20. These duty factors are similar to, but not identical with, the duty factors identified by our Supreme Court in cases involving physical injuries rather than purely economic loss: “ ‘the foreseeability of harm to the plaintiff, the degree of certainty that the plaintiff suffered injury, the closeness of the connection between the defendant's conduct and the injury suffered, the moral blame attached to the defendant's conduct, the policy of preventing future harm, the extent of the burden to the defendant and consequences to the community of imposing a duty to exercise care with resulting liability for breach, and the availability, cost, and prevalence of insurance for the risk involved.’ ” (Cabral v. Ralphs Grocery Co. (2011) 51 Cal.4th 764, 771, quoting Rowland v. Christian (1968) 69 Cal.2d 108, 113.) The main difference between the two sets of factors is the absence of the first J'Aire factor (“the extent to which the transaction was intended to affect the plaintiff”) in the physical injury context. (J 'Aire, supra, 24 Cal.3d at p. 804.) This makes sense. Recall our hypothetical negligent driver from footnote 17. His lack of intent to affect the particular victim of the car crash should have no bearing on the question of whether he had a duty to drive with due care and avoid injuring other drivers. But what if the accident caused a traffic jam on the freeway? Should our driver (who we are positing had a duty of care as to the victim who suffered physical injury and property damage in the crash) have a duty to the occupants of vehicles behind the traffic jam, such that any economic damages they suffer as a result of the traffic jam are recoverable? The introduction of this additional factor into the economic loss criteria is useful in avoiding such a result.

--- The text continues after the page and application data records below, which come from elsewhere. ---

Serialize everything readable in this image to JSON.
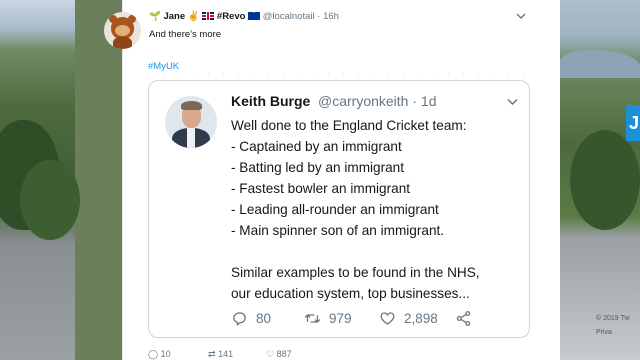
{
  "tweet": {
    "sprout_emoji": "🌱",
    "author_name": "Jane",
    "hand_emoji": "✌",
    "tag_revo": "#Revo",
    "handle": "@localnotail",
    "separator": "·",
    "time": "16h",
    "text": "And there's more",
    "hashtag": "#MyUK",
    "actions": {
      "replies": "10",
      "retweets": "141",
      "likes": "887"
    }
  },
  "quoted_tweet": {
    "author_name": "Keith Burge",
    "handle": "@carryonkeith",
    "separator": "·",
    "time": "1d",
    "lines": [
      "Well done to the England Cricket team:",
      "- Captained by an immigrant",
      "- Batting led by an immigrant",
      "- Fastest bowler an immigrant",
      "- Leading all-rounder an immigrant",
      "- Main spinner son of an immigrant.",
      "",
      "Similar examples to be found in the NHS,",
      "our education system, top businesses..."
    ],
    "actions": {
      "replies": "80",
      "retweets": "979",
      "likes": "2,898"
    }
  },
  "sidebar": {
    "button_letter": "J",
    "footer_line1": "© 2019 Tw",
    "footer_line2": "Priva"
  },
  "colors": {
    "link_blue": "#1b95e0",
    "muted_gray": "#657786",
    "text_dark": "#14171a",
    "border": "#ccd6dd"
  }
}
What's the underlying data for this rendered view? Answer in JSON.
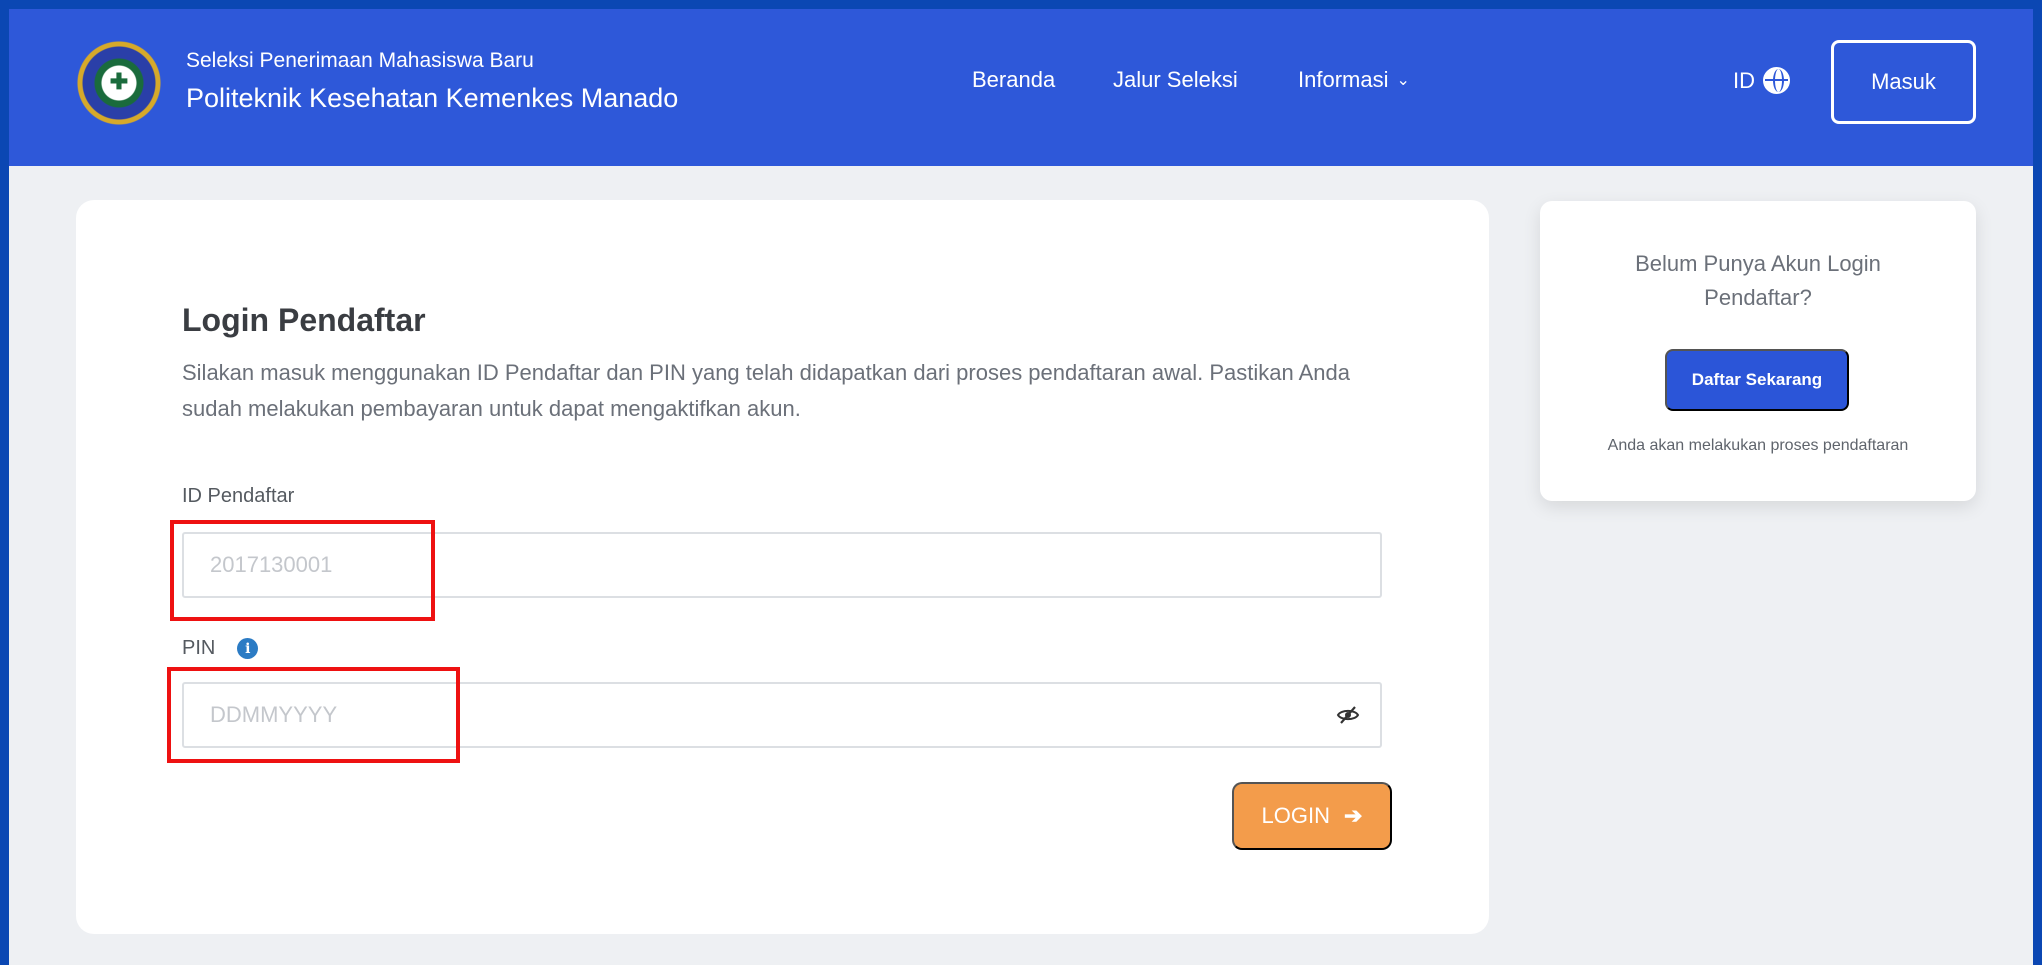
{
  "header": {
    "subtitle": "Seleksi Penerimaan Mahasiswa Baru",
    "title": "Politeknik Kesehatan Kemenkes Manado",
    "nav": [
      {
        "label": "Beranda"
      },
      {
        "label": "Jalur Seleksi"
      },
      {
        "label": "Informasi",
        "icon": "chevron-down-icon"
      }
    ],
    "lang": {
      "label": "ID",
      "icon": "globe-icon"
    },
    "masuk_label": "Masuk"
  },
  "login": {
    "title": "Login Pendaftar",
    "description": "Silakan masuk menggunakan ID Pendaftar dan PIN yang telah didapatkan dari proses pendaftaran awal. Pastikan Anda sudah melakukan pembayaran untuk dapat mengaktifkan akun.",
    "id_label": "ID Pendaftar",
    "id_placeholder": "2017130001",
    "id_value": "",
    "pin_label": "PIN",
    "pin_placeholder": "DDMMYYYY",
    "pin_value": "",
    "button_label": "LOGIN"
  },
  "side": {
    "question": "Belum Punya Akun Login Pendaftar?",
    "button_label": "Daftar Sekarang",
    "note": "Anda akan melakukan proses pendaftaran"
  },
  "colors": {
    "navbar": "#2e58d9",
    "login_button": "#f39c4b",
    "primary_button": "#2b55d8",
    "highlight": "#ee1111"
  }
}
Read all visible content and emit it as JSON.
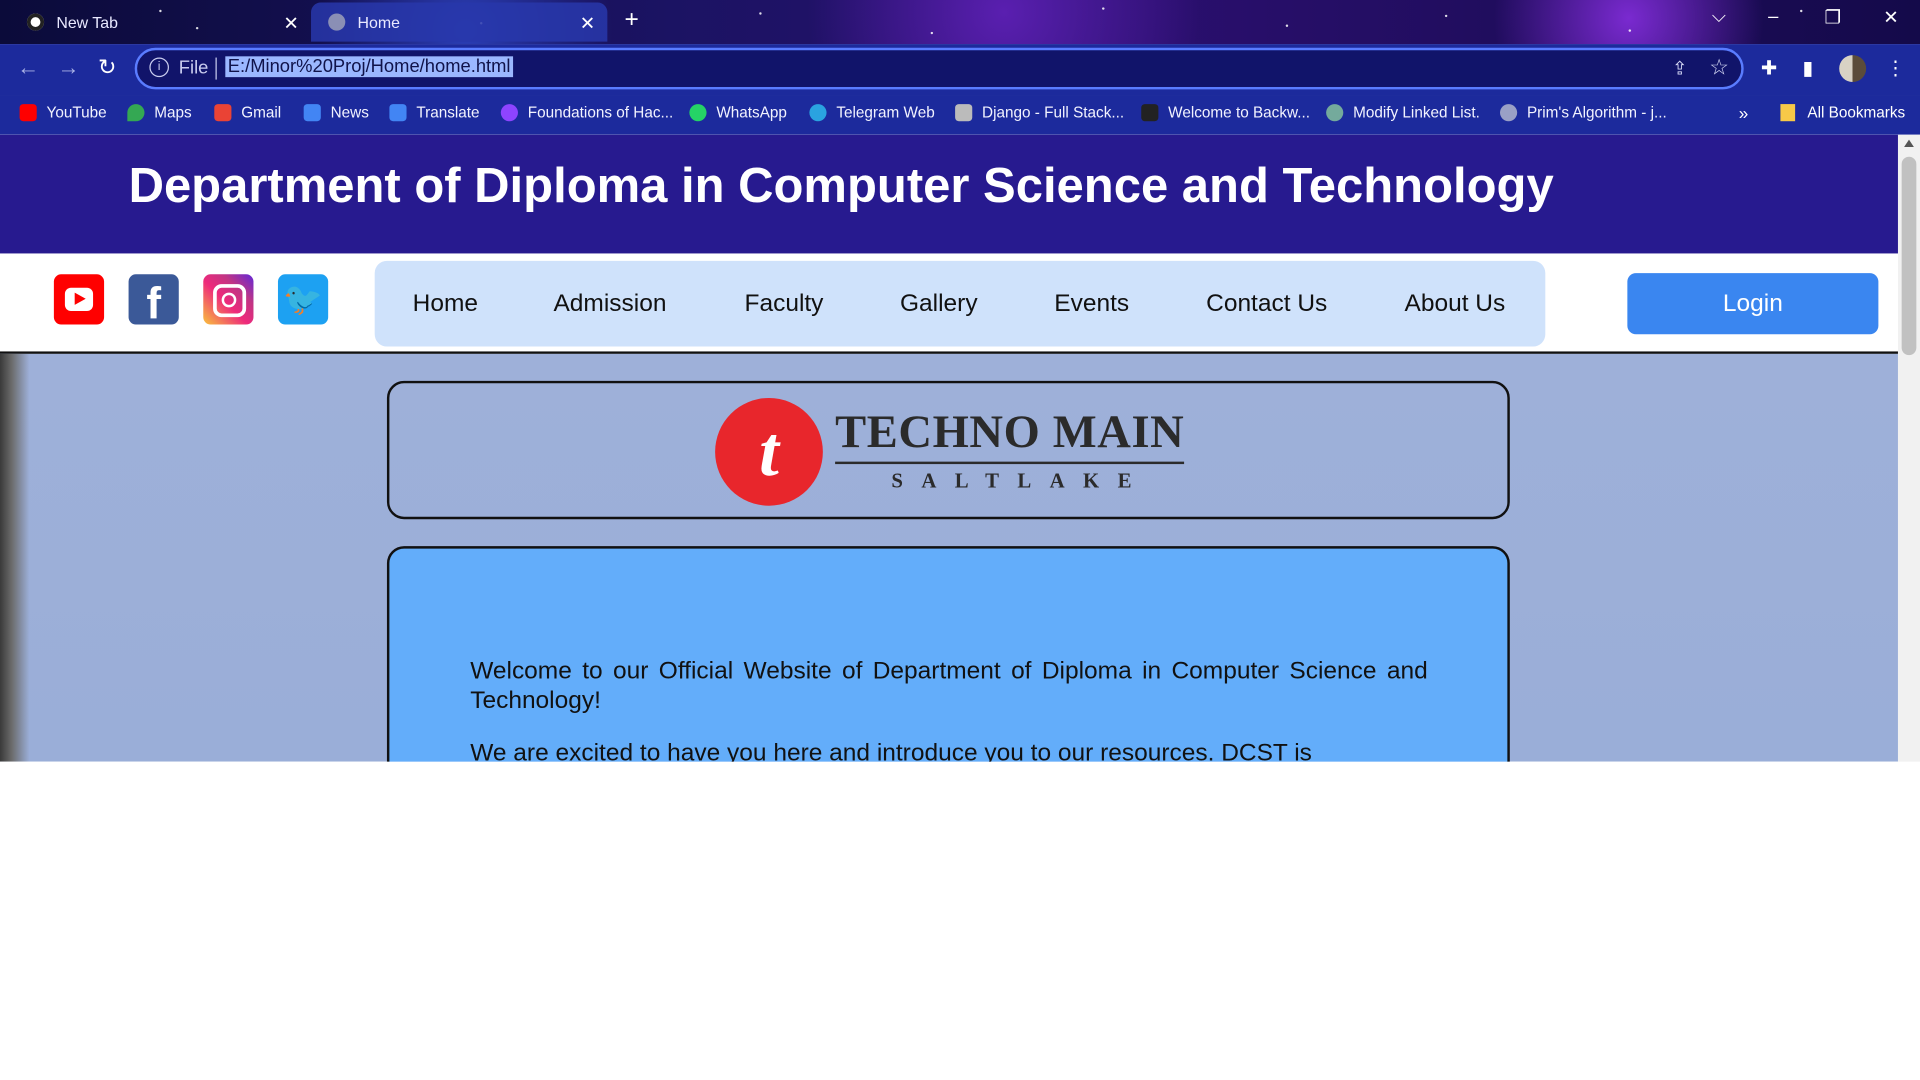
{
  "browser": {
    "tabs": [
      {
        "title": "New Tab",
        "active": false
      },
      {
        "title": "Home",
        "active": true
      }
    ],
    "new_tab_symbol": "+",
    "close_symbol": "✕",
    "window_controls": {
      "dropdown": "⌵",
      "minimize": "–",
      "restore": "❐",
      "close": "✕"
    },
    "address": {
      "scheme_label": "File",
      "url": "E:/Minor%20Proj/Home/home.html"
    },
    "bookmarks": [
      {
        "label": "YouTube",
        "icon": "youtube-icon",
        "color": "#ff0000"
      },
      {
        "label": "Maps",
        "icon": "maps-icon",
        "color": "#34a853"
      },
      {
        "label": "Gmail",
        "icon": "gmail-icon",
        "color": "#ea4335"
      },
      {
        "label": "News",
        "icon": "news-icon",
        "color": "#4285f4"
      },
      {
        "label": "Translate",
        "icon": "translate-icon",
        "color": "#4285f4"
      },
      {
        "label": "Foundations of Hac...",
        "icon": "course-icon",
        "color": "#8e44ff"
      },
      {
        "label": "WhatsApp",
        "icon": "whatsapp-icon",
        "color": "#25d366"
      },
      {
        "label": "Telegram Web",
        "icon": "telegram-icon",
        "color": "#2aa3e0"
      },
      {
        "label": "Django - Full Stack...",
        "icon": "django-icon",
        "color": "#bbbbbb"
      },
      {
        "label": "Welcome to Backw...",
        "icon": "backw-icon",
        "color": "#222222"
      },
      {
        "label": "Modify Linked List.",
        "icon": "chatgpt-icon",
        "color": "#74aa9c"
      },
      {
        "label": "Prim's Algorithm - j...",
        "icon": "globe-icon",
        "color": "#9aa0c6"
      }
    ],
    "more_symbol": "»",
    "all_bookmarks": "All Bookmarks"
  },
  "site": {
    "banner_title": "Department of Diploma in Computer Science and Technology",
    "nav": [
      "Home",
      "Admission",
      "Faculty",
      "Gallery",
      "Events",
      "Contact Us",
      "About Us"
    ],
    "login_label": "Login",
    "social": [
      "youtube-icon",
      "facebook-icon",
      "instagram-icon",
      "twitter-icon"
    ],
    "logo": {
      "mark": "t",
      "name": "TECHNO MAIN",
      "sub": "SALTLAKE"
    },
    "welcome": {
      "p1": "Welcome to our Official Website of Department of Diploma in Computer Science and Technology!",
      "p2": "We are excited to have you here and introduce you to our resources. DCST is"
    }
  },
  "colors": {
    "banner": "#271a8f",
    "menu_bg": "#cfe2fb",
    "login": "#3a86f0",
    "welcome_bg": "#63adfa",
    "logo_red": "#e8262c"
  }
}
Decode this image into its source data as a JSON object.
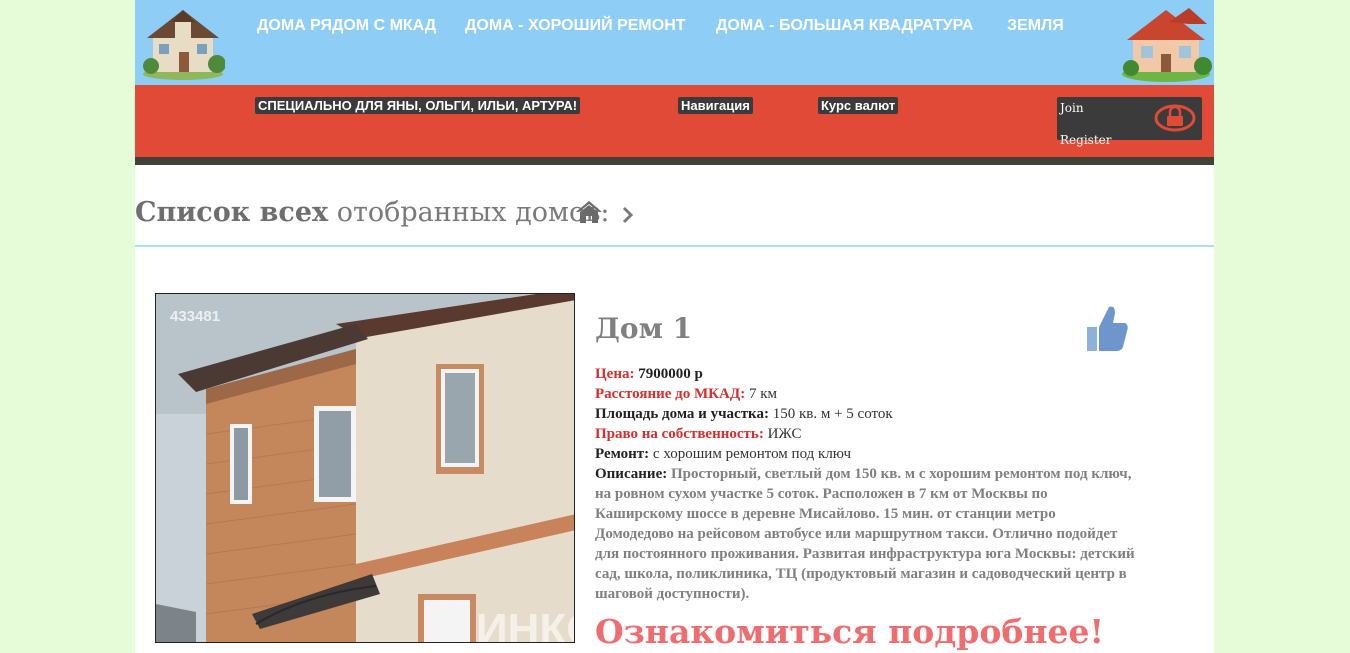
{
  "nav": {
    "items": [
      {
        "label": "ДОМА РЯДОМ С МКАД"
      },
      {
        "label": "ДОМА - ХОРОШИЙ РЕМОНТ"
      },
      {
        "label": "ДОМА - БОЛЬШАЯ КВАДРАТУРА"
      },
      {
        "label": "ЗЕМЛЯ"
      }
    ]
  },
  "subnav": {
    "special": "СПЕЦИАЛЬНО ДЛЯ ЯНЫ, ОЛЬГИ, ИЛЬИ, АРТУРА!",
    "navigation": "Навигация",
    "currency": "Курс валют",
    "join": "Join",
    "register": "Register"
  },
  "heading": {
    "bold": "Список всех",
    "rest": " отобранных домов:"
  },
  "listing": {
    "photo_id": "433481",
    "title": "Дом 1",
    "price_label": "Цена:",
    "price_value": "7900000 р",
    "distance_label": "Расстояние до МКАД:",
    "distance_value": "7 км",
    "area_label": "Площадь дома и участка:",
    "area_value": "150 кв. м + 5 соток",
    "ownership_label": "Право на собственность:",
    "ownership_value": "ИЖС",
    "repair_label": "Ремонт:",
    "repair_value": "с хорошим ремонтом под ключ",
    "description_label": "Описание:",
    "description_value": "Просторный, светлый дом 150 кв. м с хорошим ремонтом под ключ, на ровном сухом участке 5 соток. Расположен в 7 км от Москвы по Каширскому шоссе в деревне Мисайлово. 15 мин. от станции метро Домодедово на рейсовом автобусе или маршрутном такси. Отлично подойдет для постоянного проживания. Развитая инфраструктура юга Москвы: детский сад, школа, поликлиника, ТЦ (продуктовый магазин и садоводческий центр в шаговой доступности).",
    "more_link": "Ознакомиться подробнее!"
  },
  "icons": {
    "home": "home-icon",
    "chevron": "chevron-right-icon",
    "like": "thumbs-up-icon",
    "lock": "lock-icon"
  },
  "colors": {
    "topbar": "#8ecdf5",
    "redbar": "#e04a37",
    "accent_red": "#d92c2c",
    "more_link": "#ef6c6f",
    "page_bg": "#e6fbd7"
  }
}
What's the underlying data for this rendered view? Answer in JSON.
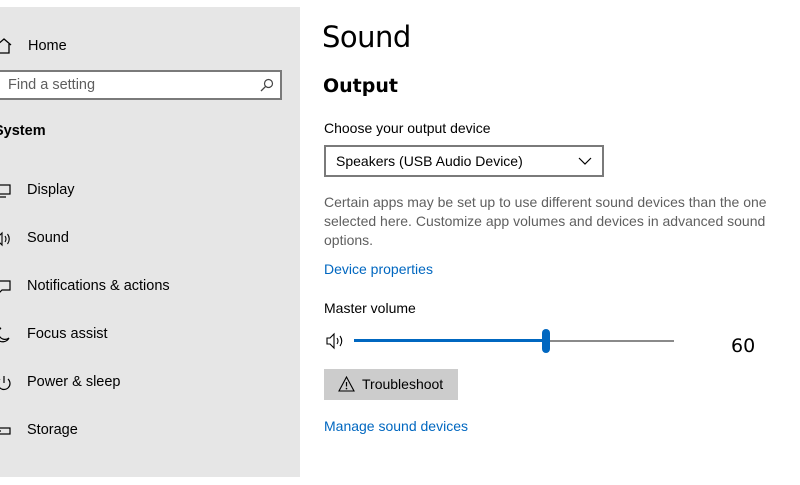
{
  "sidebar": {
    "home": {
      "label": "Home",
      "icon": "home-icon"
    },
    "search": {
      "placeholder": "Find a setting",
      "icon": "search-icon"
    },
    "section_title": "System",
    "items": [
      {
        "label": "Display",
        "icon": "display-icon"
      },
      {
        "label": "Sound",
        "icon": "speaker-icon"
      },
      {
        "label": "Notifications & actions",
        "icon": "notification-icon"
      },
      {
        "label": "Focus assist",
        "icon": "moon-icon"
      },
      {
        "label": "Power & sleep",
        "icon": "power-icon"
      },
      {
        "label": "Storage",
        "icon": "storage-icon"
      }
    ]
  },
  "main": {
    "title": "Sound",
    "output": {
      "heading": "Output",
      "device_label": "Choose your output device",
      "device_value": "Speakers (USB Audio Device)",
      "description": "Certain apps may be set up to use different sound devices than the one selected here. Customize app volumes and devices in advanced sound options.",
      "device_properties_link": "Device properties",
      "master_volume_label": "Master volume",
      "volume": 60,
      "volume_display": "60",
      "troubleshoot_label": "Troubleshoot",
      "manage_link": "Manage sound devices"
    }
  },
  "colors": {
    "sidebar_bg": "#e6e6e6",
    "accent": "#0067c0",
    "button_bg": "#cccccc",
    "muted_text": "#5f5f5f"
  }
}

21. To the extent HWH finds actionable fault with Mega RV's litigation choices (i.e., moving to join HWH as a defendant and filing a cross-complaint against HWH), the appropriate remedy is a malicious prosecution cause of action, pursuant to which HWH's attorney fees in this case could be recovered if liability were established. The tort of another doctrine cannot be used to escape the strict limits placed on the tort of malicious prosecution.
WE CONCUR: BEDSWORTH, ACTING P.J. THOMPSON, J.